▶ WHAT YOU NEED TO DO
Each record has to be repeated exactly as given.

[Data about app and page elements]
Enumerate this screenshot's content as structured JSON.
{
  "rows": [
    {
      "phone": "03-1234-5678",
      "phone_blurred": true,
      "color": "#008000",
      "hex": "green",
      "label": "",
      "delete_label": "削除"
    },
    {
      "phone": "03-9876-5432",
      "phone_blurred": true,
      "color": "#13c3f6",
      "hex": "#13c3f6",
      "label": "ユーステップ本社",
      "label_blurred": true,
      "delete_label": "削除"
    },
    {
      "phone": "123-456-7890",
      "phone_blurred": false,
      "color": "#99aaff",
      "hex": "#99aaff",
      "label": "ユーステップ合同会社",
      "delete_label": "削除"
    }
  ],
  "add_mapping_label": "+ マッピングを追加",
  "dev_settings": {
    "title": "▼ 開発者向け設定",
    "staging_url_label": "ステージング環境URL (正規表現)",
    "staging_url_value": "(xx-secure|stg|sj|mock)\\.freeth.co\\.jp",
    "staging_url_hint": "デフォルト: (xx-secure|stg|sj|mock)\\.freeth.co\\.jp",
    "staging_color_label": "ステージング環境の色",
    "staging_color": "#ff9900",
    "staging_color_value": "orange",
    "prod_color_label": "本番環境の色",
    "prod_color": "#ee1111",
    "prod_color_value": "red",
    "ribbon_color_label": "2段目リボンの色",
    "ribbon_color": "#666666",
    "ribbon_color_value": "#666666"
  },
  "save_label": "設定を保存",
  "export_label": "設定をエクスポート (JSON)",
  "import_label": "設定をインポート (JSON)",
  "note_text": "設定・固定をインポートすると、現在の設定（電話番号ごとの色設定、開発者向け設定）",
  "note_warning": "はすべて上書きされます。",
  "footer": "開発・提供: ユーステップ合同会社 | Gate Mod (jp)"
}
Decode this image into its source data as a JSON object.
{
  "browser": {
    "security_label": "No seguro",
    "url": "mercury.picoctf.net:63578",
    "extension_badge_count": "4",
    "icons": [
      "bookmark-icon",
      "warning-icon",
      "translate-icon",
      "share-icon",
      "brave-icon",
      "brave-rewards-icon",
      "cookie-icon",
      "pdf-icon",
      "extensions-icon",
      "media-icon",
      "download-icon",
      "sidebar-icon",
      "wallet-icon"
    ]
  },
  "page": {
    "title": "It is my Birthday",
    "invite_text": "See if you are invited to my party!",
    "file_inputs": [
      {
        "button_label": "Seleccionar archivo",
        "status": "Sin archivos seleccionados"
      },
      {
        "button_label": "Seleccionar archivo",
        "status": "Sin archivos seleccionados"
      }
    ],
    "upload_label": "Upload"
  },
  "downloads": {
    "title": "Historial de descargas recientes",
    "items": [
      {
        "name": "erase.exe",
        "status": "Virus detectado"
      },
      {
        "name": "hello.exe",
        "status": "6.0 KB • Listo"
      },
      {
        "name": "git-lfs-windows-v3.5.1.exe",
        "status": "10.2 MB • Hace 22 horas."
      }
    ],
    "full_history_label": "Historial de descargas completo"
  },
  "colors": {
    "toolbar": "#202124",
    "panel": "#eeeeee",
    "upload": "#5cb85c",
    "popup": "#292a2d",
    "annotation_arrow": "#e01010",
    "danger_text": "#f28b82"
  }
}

▶ REPLY
Enumerate this screenshot's content as structured JSON.
{
  "rows": [
    {
      "phone": "03-1234-5678",
      "phone_blurred": true,
      "color": "#008000",
      "hex": "green",
      "label": "",
      "delete_label": "削除"
    },
    {
      "phone": "03-9876-5432",
      "phone_blurred": true,
      "color": "#13c3f6",
      "hex": "#13c3f6",
      "label": "ユーステップ本社",
      "label_blurred": true,
      "delete_label": "削除"
    },
    {
      "phone": "123-456-7890",
      "phone_blurred": false,
      "color": "#99aaff",
      "hex": "#99aaff",
      "label": "ユーステップ合同会社",
      "delete_label": "削除"
    }
  ],
  "add_mapping_label": "+ マッピングを追加",
  "dev_settings": {
    "title": "▼ 開発者向け設定",
    "staging_url_label": "ステージング環境URL (正規表現)",
    "staging_url_value": "(xx-secure|stg|sj|mock)\\.freeth.co\\.jp",
    "staging_url_hint": "デフォルト: (xx-secure|stg|sj|mock)\\.freeth.co\\.jp",
    "staging_color_label": "ステージング環境の色",
    "staging_color": "#ff9900",
    "staging_color_value": "orange",
    "prod_color_label": "本番環境の色",
    "prod_color": "#ee1111",
    "prod_color_value": "red",
    "ribbon_color_label": "2段目リボンの色",
    "ribbon_color": "#666666",
    "ribbon_color_value": "#666666"
  },
  "save_label": "設定を保存",
  "export_label": "設定をエクスポート (JSON)",
  "import_label": "設定をインポート (JSON)",
  "note_text": "設定・固定をインポートすると、現在の設定（電話番号ごとの色設定、開発者向け設定）",
  "note_warning": "はすべて上書きされます。",
  "footer": "開発・提供: ユーステップ合同会社 | Gate Mod (jp)"
}
Decode this image into its source data as a JSON object.
{
  "browser": {
    "security_label": "No seguro",
    "url": "mercury.picoctf.net:63578",
    "extension_badge_count": "4",
    "icons": [
      "bookmark-icon",
      "warning-icon",
      "translate-icon",
      "share-icon",
      "brave-icon",
      "brave-rewards-icon",
      "cookie-icon",
      "pdf-icon",
      "extensions-icon",
      "media-icon",
      "download-icon",
      "sidebar-icon",
      "wallet-icon"
    ]
  },
  "page": {
    "title": "It is my Birthday",
    "invite_text": "See if you are invited to my party!",
    "file_inputs": [
      {
        "button_label": "Seleccionar archivo",
        "status": "Sin archivos seleccionados"
      },
      {
        "button_label": "Seleccionar archivo",
        "status": "Sin archivos seleccionados"
      }
    ],
    "upload_label": "Upload"
  },
  "downloads": {
    "title": "Historial de descargas recientes",
    "items": [
      {
        "name": "erase.exe",
        "status": "Virus detectado"
      },
      {
        "name": "hello.exe",
        "status": "6.0 KB • Listo"
      },
      {
        "name": "git-lfs-windows-v3.5.1.exe",
        "status": "10.2 MB • Hace 22 horas."
      }
    ],
    "full_history_label": "Historial de descargas completo"
  },
  "colors": {
    "toolbar": "#202124",
    "panel": "#eeeeee",
    "upload": "#5cb85c",
    "popup": "#292a2d",
    "annotation_arrow": "#e01010",
    "danger_text": "#f28b82"
  }
}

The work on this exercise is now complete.